What is the empirical approach to meaning? At the simplest level I might reach out to an apple and know that it is edible, so apples can "mean" food.
This idea of an apple as something that can be moved into my mouth and consumed, along with its tart, pleasant taste is a model of a succession of events. The succession of events is spread over an interval of time but is available now, in the extended present, the whole sequence of events being present in my experience (see Time and conscious experience). My conscious experience containing the moving form of an apple forms a whole model of behaviour over a short period of time. This empirical description is not much different from Brentano's "intentionality" because it recalls an "apple" as "about" eating and sating hunger, but the empirical account differs from Brentano's materialist account because the motion of the apple and the taste occur as a whole object extended in time. We have whole ideas extended in time in the same way as we hear whole words stretched through time and not just single letter sounds.
If I analyse the idea of an apple into its components the most interesting part is the possibility of the motion of the apple to my mouth. I can see and imagine whole motions extended in time at an instant and this provides the directedness of the apple at my mouth.
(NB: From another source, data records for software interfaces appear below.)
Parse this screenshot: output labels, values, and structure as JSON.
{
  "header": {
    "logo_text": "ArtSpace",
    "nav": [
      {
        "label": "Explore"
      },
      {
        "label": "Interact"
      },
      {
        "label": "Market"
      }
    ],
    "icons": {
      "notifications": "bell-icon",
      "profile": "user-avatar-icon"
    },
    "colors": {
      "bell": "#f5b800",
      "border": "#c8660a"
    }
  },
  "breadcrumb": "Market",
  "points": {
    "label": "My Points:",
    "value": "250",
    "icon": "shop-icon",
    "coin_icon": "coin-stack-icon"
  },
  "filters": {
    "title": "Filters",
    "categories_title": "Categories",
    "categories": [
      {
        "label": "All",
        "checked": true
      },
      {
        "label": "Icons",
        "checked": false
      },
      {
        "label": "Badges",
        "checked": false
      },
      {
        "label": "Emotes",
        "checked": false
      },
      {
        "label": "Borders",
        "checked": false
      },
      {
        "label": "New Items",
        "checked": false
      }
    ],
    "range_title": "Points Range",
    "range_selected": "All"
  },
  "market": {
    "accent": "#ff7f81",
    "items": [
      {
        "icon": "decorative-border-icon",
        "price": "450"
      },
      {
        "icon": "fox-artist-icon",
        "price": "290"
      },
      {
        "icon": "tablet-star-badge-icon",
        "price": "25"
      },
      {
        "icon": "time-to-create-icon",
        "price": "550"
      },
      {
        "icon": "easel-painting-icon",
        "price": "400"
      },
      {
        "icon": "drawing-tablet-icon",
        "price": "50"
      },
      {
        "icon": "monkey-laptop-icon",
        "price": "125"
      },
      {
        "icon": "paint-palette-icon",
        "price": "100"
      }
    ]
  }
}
Having things extended in time but also "at an instant" sounds like a contradiction in terms but this is explained in 'Time and conscious experience'.
Apples can have other meanings than described above. An apple might be a metaphor for gravity, the motion of the apple from tree to ground being a model of the action of gravity. An apple might also be a standard of greenness, I can move a green thing in my mind into juxtaposition with a "Granny Smith" apple and have a conscious experience containing a comparison of green obects.
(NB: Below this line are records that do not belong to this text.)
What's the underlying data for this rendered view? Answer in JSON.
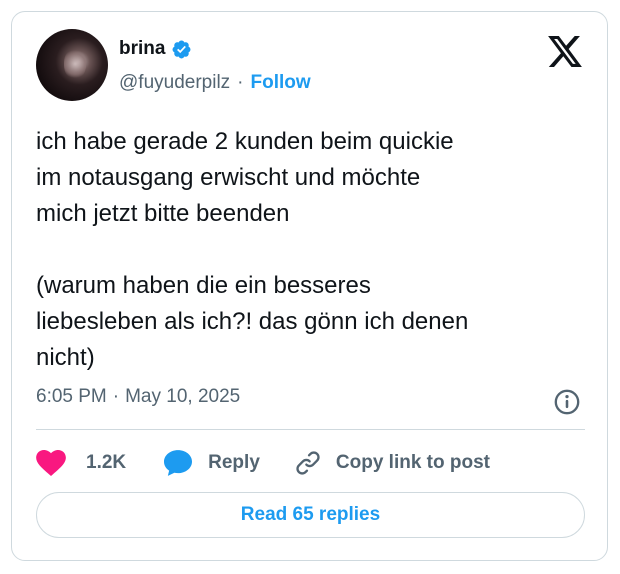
{
  "author": {
    "name": "brina",
    "handle": "@fuyuderpilz",
    "separator": "·",
    "follow_label": "Follow"
  },
  "tweet": {
    "text": "ich habe gerade 2 kunden beim quickie\nim notausgang erwischt und möchte\nmich jetzt bitte beenden\n\n(warum haben die ein besseres\nliebesleben als ich?! das gönn ich denen\nnicht)",
    "time": "6:05 PM",
    "date_separator": "·",
    "date": "May 10, 2025"
  },
  "actions": {
    "like_count": "1.2K",
    "reply_label": "Reply",
    "copy_label": "Copy link to post"
  },
  "read_replies_label": "Read 65 replies",
  "icons": {
    "platform": "x-logo-icon",
    "verified": "verified-badge-icon",
    "info": "info-icon",
    "like": "heart-icon",
    "reply": "speech-bubble-icon",
    "copy": "link-icon"
  },
  "colors": {
    "accent": "#1d9bf0",
    "like": "#f91880",
    "text": "#0f1419",
    "secondary_text": "#536471",
    "border": "#cfd9de"
  }
}
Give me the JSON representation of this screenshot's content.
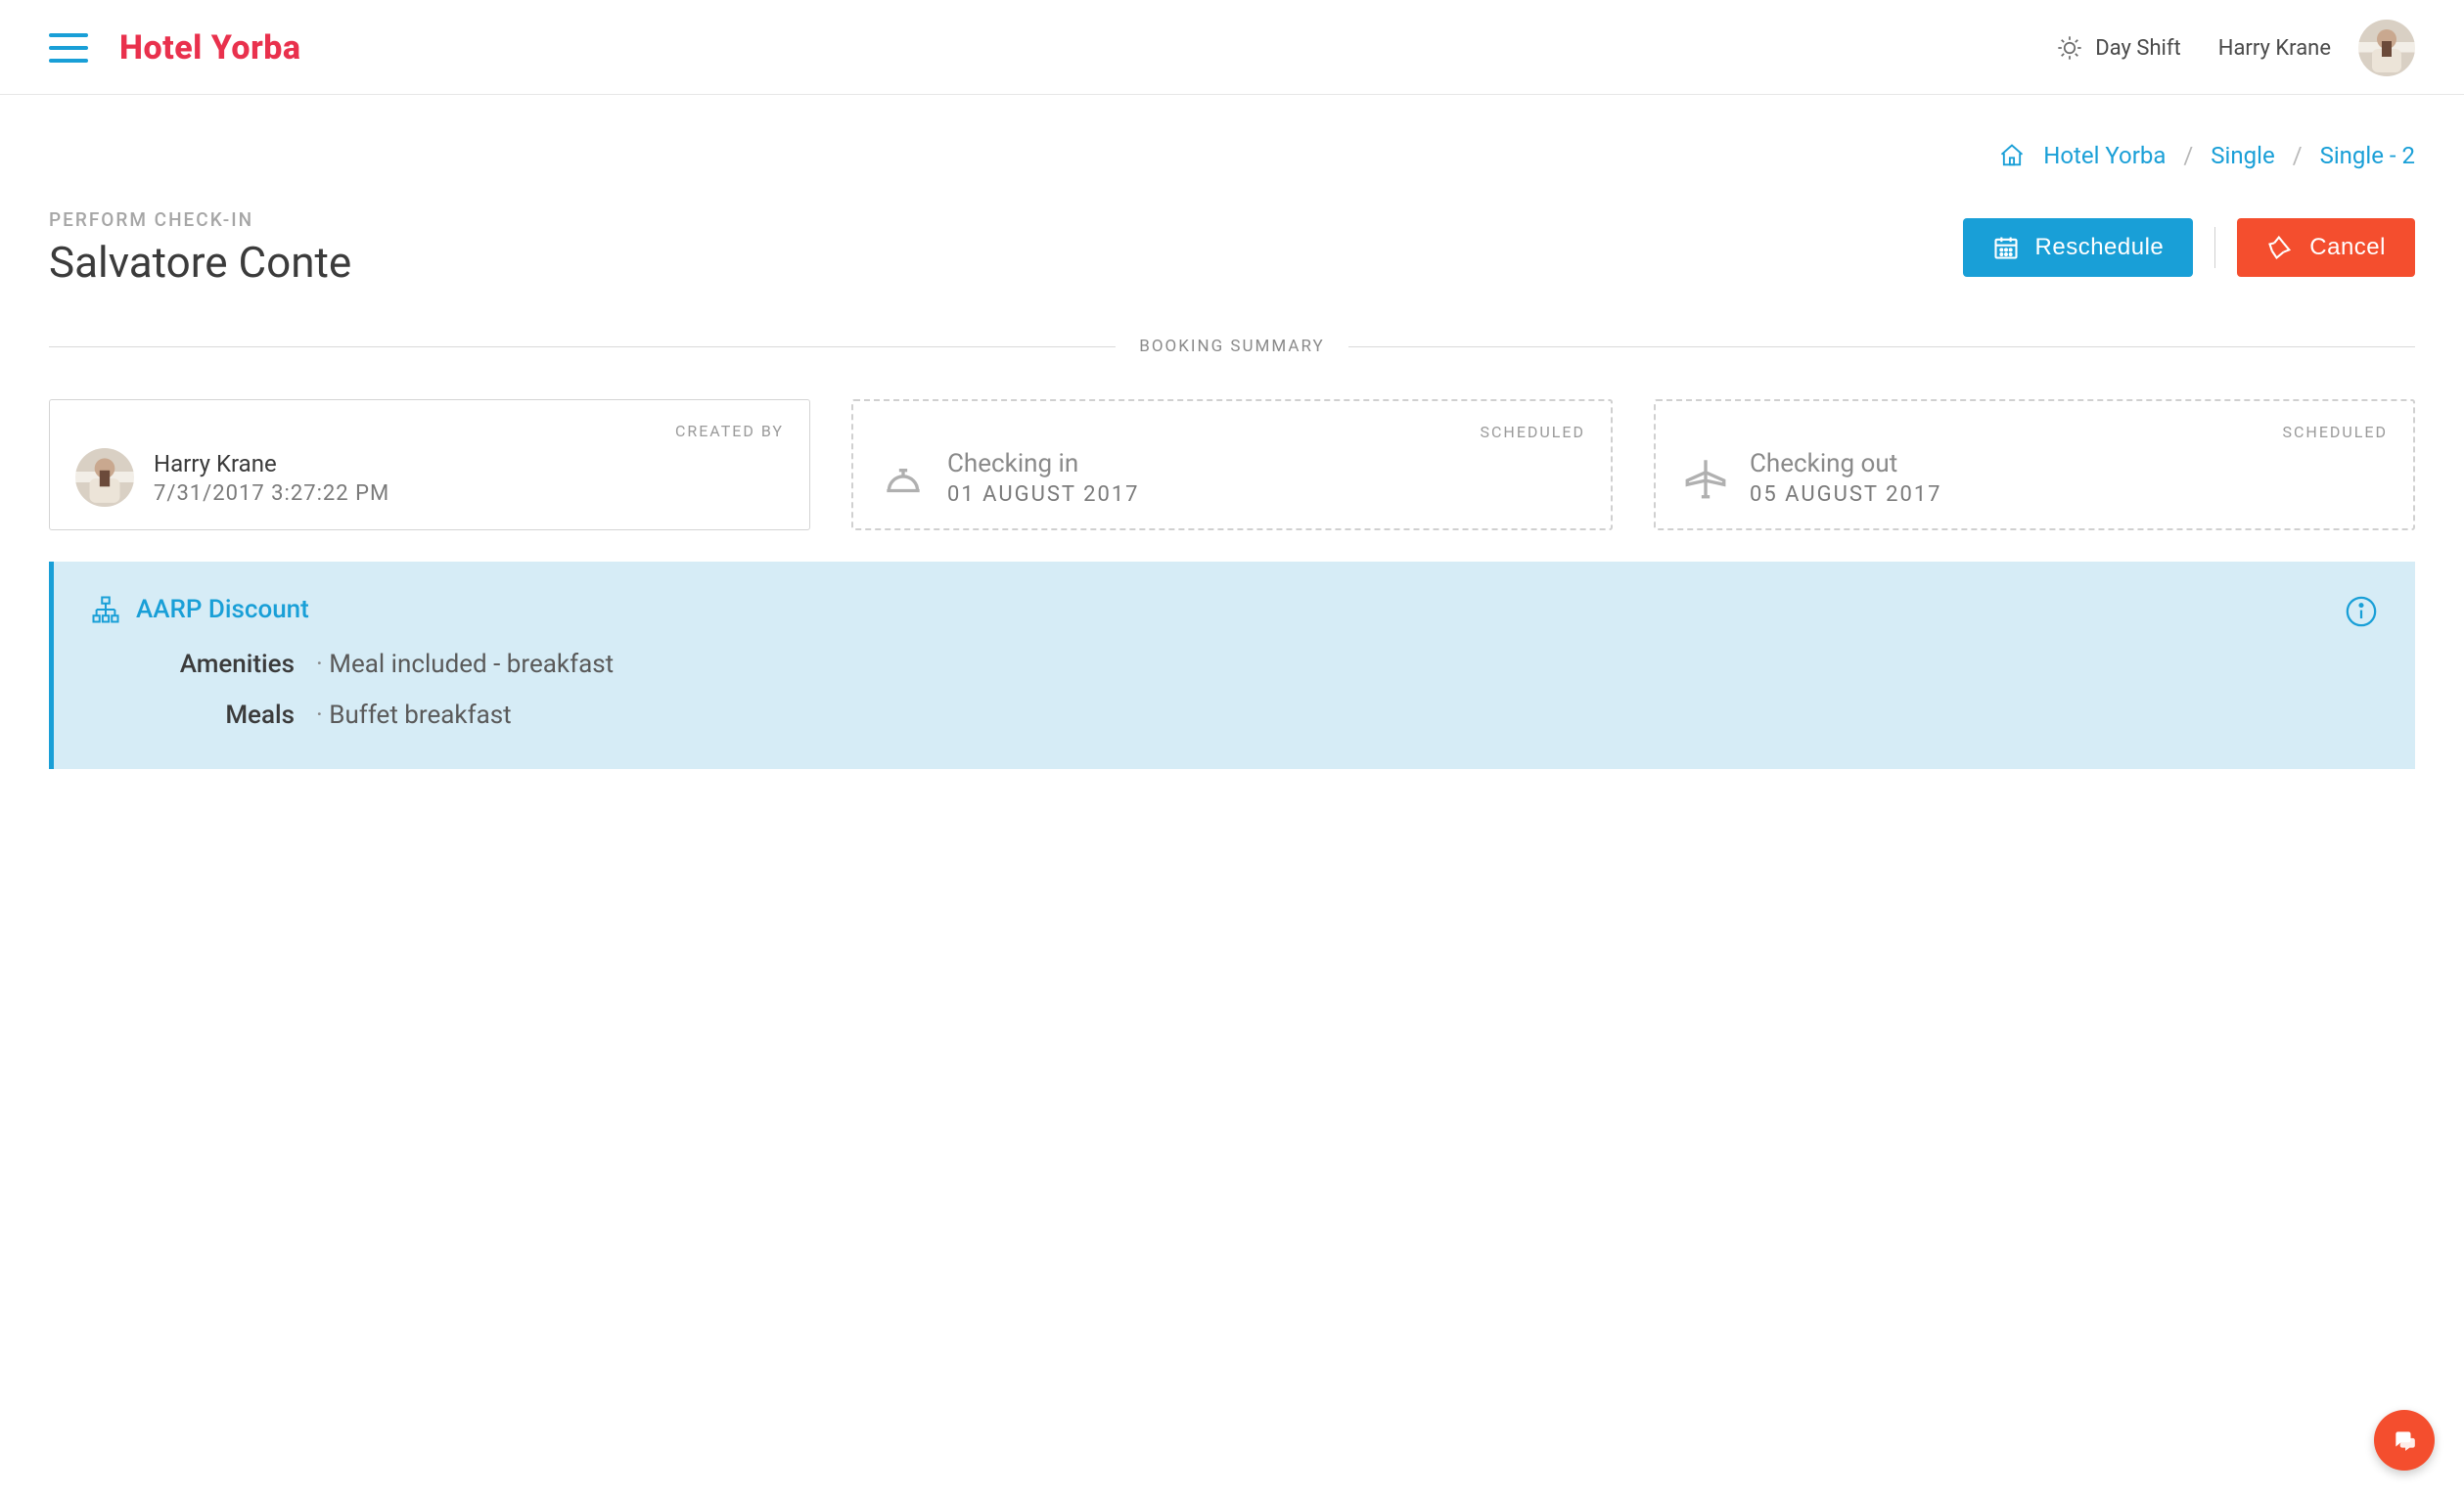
{
  "header": {
    "brand": "Hotel Yorba",
    "shift_label": "Day Shift",
    "username": "Harry Krane"
  },
  "breadcrumb": {
    "items": [
      "Hotel Yorba",
      "Single",
      "Single - 2"
    ]
  },
  "page": {
    "kicker": "PERFORM CHECK-IN",
    "title": "Salvatore Conte",
    "reschedule_label": "Reschedule",
    "cancel_label": "Cancel"
  },
  "section": {
    "booking_summary_label": "BOOKING SUMMARY"
  },
  "summary": {
    "created_by": {
      "label": "CREATED BY",
      "name": "Harry Krane",
      "datetime": "7/31/2017 3:27:22 PM"
    },
    "check_in": {
      "label": "SCHEDULED",
      "title": "Checking in",
      "date": "01 AUGUST 2017"
    },
    "check_out": {
      "label": "SCHEDULED",
      "title": "Checking out",
      "date": "05 AUGUST 2017"
    }
  },
  "discount": {
    "title": "AARP Discount",
    "amenities_label": "Amenities",
    "amenities_value": "Meal included - breakfast",
    "meals_label": "Meals",
    "meals_value": "Buffet breakfast"
  }
}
Notice that in all of the cases above the meaning of an apple is the result of a motion within my extended present, the second or so of time that is my conscious experience. The extended present allows my experience to contain objects that have a directedness towards other obects and it is this directedness (or in the language of intentionality, "aboutness") that gives objects meaning. Compare the actual experience that is your experience containing meaning with the lack of meaning exposed by the "symbol grounding problem" in a digital computer. In the symbol grounding problem there is no extended present so objects have no implicit directedness and the connection between any sets of stored information is not evident at any instant. If a computer could be constructed so that the whole process of creating relations were present at any instant then there would be no symbol grounding problem because the connections between all the parts would be continuously evident. Of course, such a computer would no longer be a digital computer because digital computers have defined, static states at the end of each clock pulse (see Time and conscious experience for an explanation of how more than one time can be present at an instant).
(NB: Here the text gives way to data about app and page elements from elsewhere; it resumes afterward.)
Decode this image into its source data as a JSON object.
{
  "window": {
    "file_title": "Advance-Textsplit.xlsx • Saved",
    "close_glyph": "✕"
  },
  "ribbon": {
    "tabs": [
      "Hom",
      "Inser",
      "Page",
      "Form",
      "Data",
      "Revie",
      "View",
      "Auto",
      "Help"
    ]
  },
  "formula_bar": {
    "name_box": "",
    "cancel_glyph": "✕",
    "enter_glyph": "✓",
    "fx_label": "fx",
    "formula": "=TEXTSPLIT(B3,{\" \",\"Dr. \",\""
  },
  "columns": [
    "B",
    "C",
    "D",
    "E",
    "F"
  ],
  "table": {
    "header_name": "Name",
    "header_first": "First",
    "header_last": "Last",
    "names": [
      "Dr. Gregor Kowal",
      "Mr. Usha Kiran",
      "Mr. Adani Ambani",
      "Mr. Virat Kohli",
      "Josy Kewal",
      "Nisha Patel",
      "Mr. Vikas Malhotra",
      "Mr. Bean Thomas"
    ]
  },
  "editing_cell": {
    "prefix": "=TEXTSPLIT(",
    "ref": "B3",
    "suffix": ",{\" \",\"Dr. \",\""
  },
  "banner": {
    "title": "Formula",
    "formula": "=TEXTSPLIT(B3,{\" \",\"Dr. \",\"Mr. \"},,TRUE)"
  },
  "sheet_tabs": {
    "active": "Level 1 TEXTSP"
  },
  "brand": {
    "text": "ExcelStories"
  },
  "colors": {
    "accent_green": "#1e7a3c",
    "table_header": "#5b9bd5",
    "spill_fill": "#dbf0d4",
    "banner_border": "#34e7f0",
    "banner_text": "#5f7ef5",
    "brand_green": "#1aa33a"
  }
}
Another aspect of meaning in my experience relies upon the way that my experience is not just a visual field. My experience is more than just a set of forms and colours laid out in space and time that derive from optical data. It is a set of forms, colours, textures, sounds, temperatures, tastes, smells, images produced by my brain to "fill-in" zones of space and time, body image, muscle tension etc, etc. When I look at my hand, the tension in my finger muscles is at the position in the visual field occupied by my fingers. If I click my fingers together the click comes from where the rubbing sensation occurred. I have a perceptual field that is an overlay of a huge variety of obects of all different types. Nearly all of the objects in my perceptual field have meaningfulness pre-assigned; when my brain creates the field it attempts to include the relations between objects as part of the field. As an example, this text reads from left to right, it just does because my brain put that directedness into the text objects in my perceptual field.
One of the most frequent experiences of "meaning" in modern life is where we examine something and feel that we "know the meaning" of or "recognise" the object. This recognition is actually a marker that the relations of the object are stored in our memory so we don't actually know the meaning of the object but can search for the memories that contain the relations of the object and hence the meaning. Recognition is so common that it scarcely exists or is just a comfortable feeling in ordinary experience. The opposite of recognition is "surprise" and this feeling is usually followed by a searching for memories about the object. It is interesting that most of the times that we say we know the meaning of an object we only have a marker that indicates that we could probably recall the meaning of the object.